Original publication

DOI

10.1136/bmjgh-2020-004008

Type

Journal article

Journal

BMJ Glob Health

Publication Date

01/2021

Volume

6

Keywords

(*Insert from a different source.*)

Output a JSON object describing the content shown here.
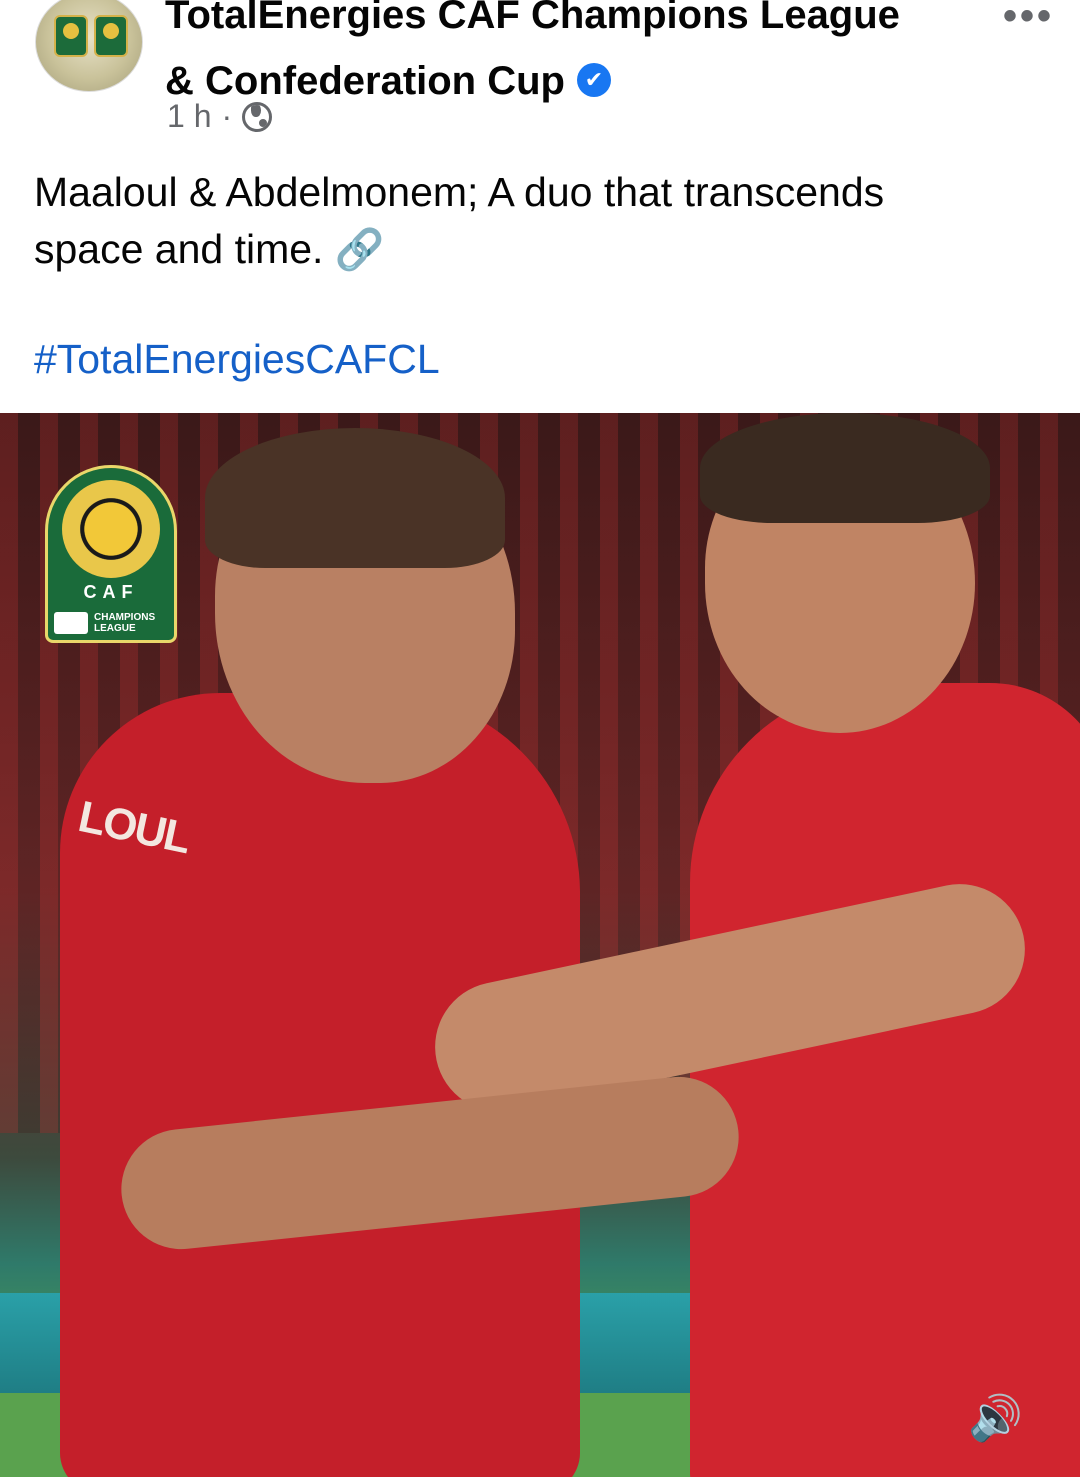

epidemiology, health systems, public health, qualitative study